Design for Good
Create an object that raises awareness of a situation or a cause. The situation or cause should be local. Your object can be a poster or a video for a campaign to raise awareness and/or support. If it is a poster, it should be printable at a size of at least 8.5 x 11. If you are creating a video, it should be no longer than 3 minutes. The inspiration for this is based on the AIGA’s Design for Good platform.
As commercial artists and designers, it should come as no surprise that the majority of what we do is geared towards moving commerce and increasing consumption of goods. What we typically do to offset this is to do pro bono work or work for the common good. The AIGA is helping to promote this idea, raise awareness of the need for design in social arenas and help remind us that design should be a tool for good. We need to always be mindful of the fact that we should be constantly looking for ways to improve the world around us.
Investigate a social issue, cause or a non-profit organization (NPO) that you feel strongly about supporting or raising awareness of. For this assignment, you need to be aware of it’s impact in terms of published numbers e.g. the estimated number of homeless youth in Lane County or the number of animals that are abandoned within a given time frame. Use the most appropriate resources available to start building data for an argument. These resources may be freely available on the internet. Everyone doing this assignment should contact a reference librarian to determine where their best starting point for investigation should be. Research is key to this assignment. Don’t forget to consider who your audience is at this stage. Knowing your audience will help shape how you are making your argument.

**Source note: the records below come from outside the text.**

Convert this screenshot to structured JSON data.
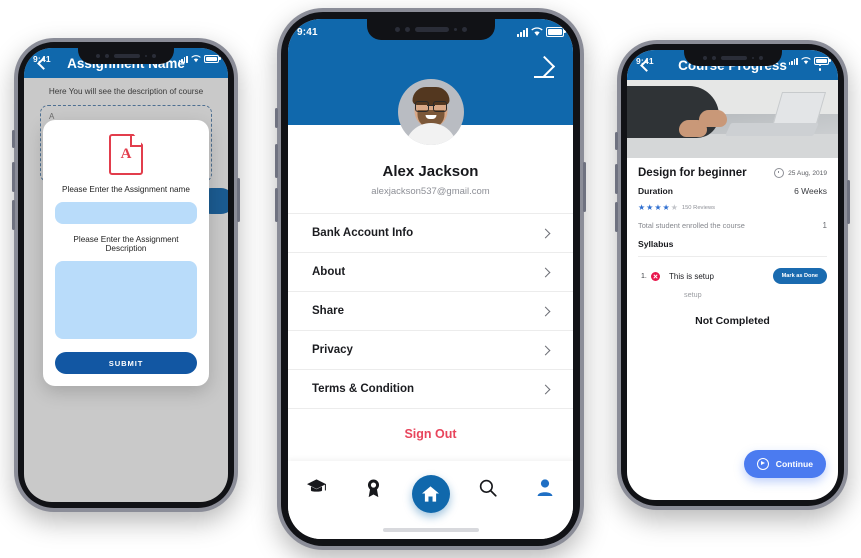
{
  "phone1": {
    "status": {
      "time": "9:41",
      "signal": "signal-bars",
      "wifi": "wifi-icon",
      "battery": "battery-icon"
    },
    "appbar": {
      "back": "back-chevron",
      "title": "Assignment Name"
    },
    "description": "Here You will see the description of course",
    "ghost_field_text": "A",
    "modal": {
      "doc_icon": "pdf-file-icon",
      "name_label": "Please Enter the Assignment name",
      "name_value": "",
      "desc_label": "Please Enter the Assignment Description",
      "desc_value": "",
      "submit_label": "SUBMIT"
    }
  },
  "phone2": {
    "status": {
      "time": "9:41",
      "signal": "signal-bars",
      "wifi": "wifi-icon",
      "battery": "battery-icon"
    },
    "edit_icon": "edit-pencil-icon",
    "profile": {
      "avatar": "user-avatar-photo",
      "name": "Alex Jackson",
      "email": "alexjackson537@gmail.com"
    },
    "menu": [
      {
        "label": "Bank Account Info",
        "chevron": "chevron-right-icon"
      },
      {
        "label": "About",
        "chevron": "chevron-right-icon"
      },
      {
        "label": "Share",
        "chevron": "chevron-right-icon"
      },
      {
        "label": "Privacy",
        "chevron": "chevron-right-icon"
      },
      {
        "label": "Terms & Condition",
        "chevron": "chevron-right-icon"
      }
    ],
    "sign_out": "Sign Out",
    "nav": [
      {
        "icon": "graduation-cap-icon",
        "active": false
      },
      {
        "icon": "award-badge-icon",
        "active": false
      },
      {
        "icon": "home-icon",
        "active": true
      },
      {
        "icon": "search-icon",
        "active": false
      },
      {
        "icon": "person-icon",
        "active": true
      }
    ]
  },
  "phone3": {
    "status": {
      "time": "9:41",
      "signal": "signal-bars",
      "wifi": "wifi-icon",
      "battery": "battery-icon"
    },
    "appbar": {
      "back": "back-chevron",
      "title": "Course Progress",
      "menu": "kebab-menu-icon"
    },
    "cover_image": "hands-typing-on-laptop",
    "course": {
      "title": "Design for beginner",
      "date": "25 Aug, 2019",
      "date_icon": "clock-icon",
      "duration_label": "Duration",
      "duration_value": "6 Weeks",
      "rating": 4,
      "rating_max": 5,
      "reviews": "150 Reviews",
      "enrolled_label": "Total student enrolled the course",
      "enrolled_count": "1"
    },
    "syllabus_label": "Syllabus",
    "syllabus_items": [
      {
        "index": "1.",
        "status_icon": "not-done-x-icon",
        "name": "This is setup",
        "subtitle": "setup",
        "action_label": "Mark as Done"
      }
    ],
    "completion_status": "Not Completed",
    "continue": {
      "icon": "play-circle-icon",
      "label": "Continue"
    }
  },
  "colors": {
    "header_blue": "#1068ac",
    "submit_blue": "#1257a3",
    "input_blue": "#b9dcfa",
    "signout_red": "#e8455c",
    "continue_blue": "#4b7bf0",
    "error_red": "#e8154b",
    "star_blue": "#2f6fd0",
    "screen_gray": "#c9c9c9"
  }
}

Once you have determined what your argument is going to be and how you are going to support it, your next step is to think about how you are going to represent the issue.
The first thing to get out of the way is determining the medium. If you feel more comfortable with static imagery then consider a poster campaign. Some of you will feel more comfortable with moving images, in which case a video will feel like a natural choice for your first decision. Video can be comprised of a lot of things, namely traditional video, animation either through an image sequence shot on camera, or computer based animation. You can also make your video a hybrid of static imagery, motion sequences and traditional video if the project is best served by those decisions. From the very start of the project, you want to make your decisions based on what is best for convincing your target audience that this issue has weight or that your NPO is worth supporting.
If you are going the print route, keep in mind that your images should be able to be printed at their desired size multiplied by 300 pixels per inch. Thus if you had an image you wanted displayed at 5 x 7 inches within your poster, that image should be around 1500 x 2100 pixels minimum to print without losing quality. Avoid using an excess of colors (for an additional challenge try to work with just 1!) or typefaces (limit yourself to 3 at the most). With this exercise, your tools are visual, type, space and your intuition about how they should be arranged. Before using any tools, you should thumbnail at least 10 times and do several roughs when you decide on a layout before even touching a computer to do the layout. Refer back to Golombisky’s text, Whitespace is Not Your Enemy as a guide for laying out your project and other considerations about color, type and space.
For those of you geared towards the creation of moving images, you will want to script and storyboard your idea before breaking out any cameras. Again, refer back to our course text Whitespace is Not Your Enemy to understand what shot types are possible and get an overview of the issues you will want to consider when constructing your sequence. Your time limits are a minimum of 1 minute and a maximum of 3.
Whether you choose a poster or a video, you must use work that you have produced or is licensed for re-use (e.g. CreativeCommons or public domain material or have been given written permission to use.) This goes for everything including but not limited to images, graphics, logos, videos, animations, sounds, and music.
Handing it in
You will be turning this project in just like all the other projects this term (on your blogs) with a few more additions:
- Those of you producing a poster will also need to hand in a version large enough for print at 8.5 x 11 inches in either JPEG, PNG or PDF format.
- Video producers will likewise need to hand in their finished video at full resolution (the same file you uploaded to YouTube).
Both the poster images and videos will need to be handed in to the dropbox on the Class Materials Server at school (sorry, can’t do this from home.) When you name your files, make sure you do so with the following naming convention:
(of course, use your last name instead of putting “LastName” if you would like credit for this assignment.)
When creating your blog post to display your work, you will either embed the image like you have done all term or embed the video like you did for the Animation & Video exercise. Embedding is always preferred to linking and will be necessary for full points on this assignment!
Finally, make sure you categorize this as Term Project so that your post syndicates to the correct areas for all of us in class to find!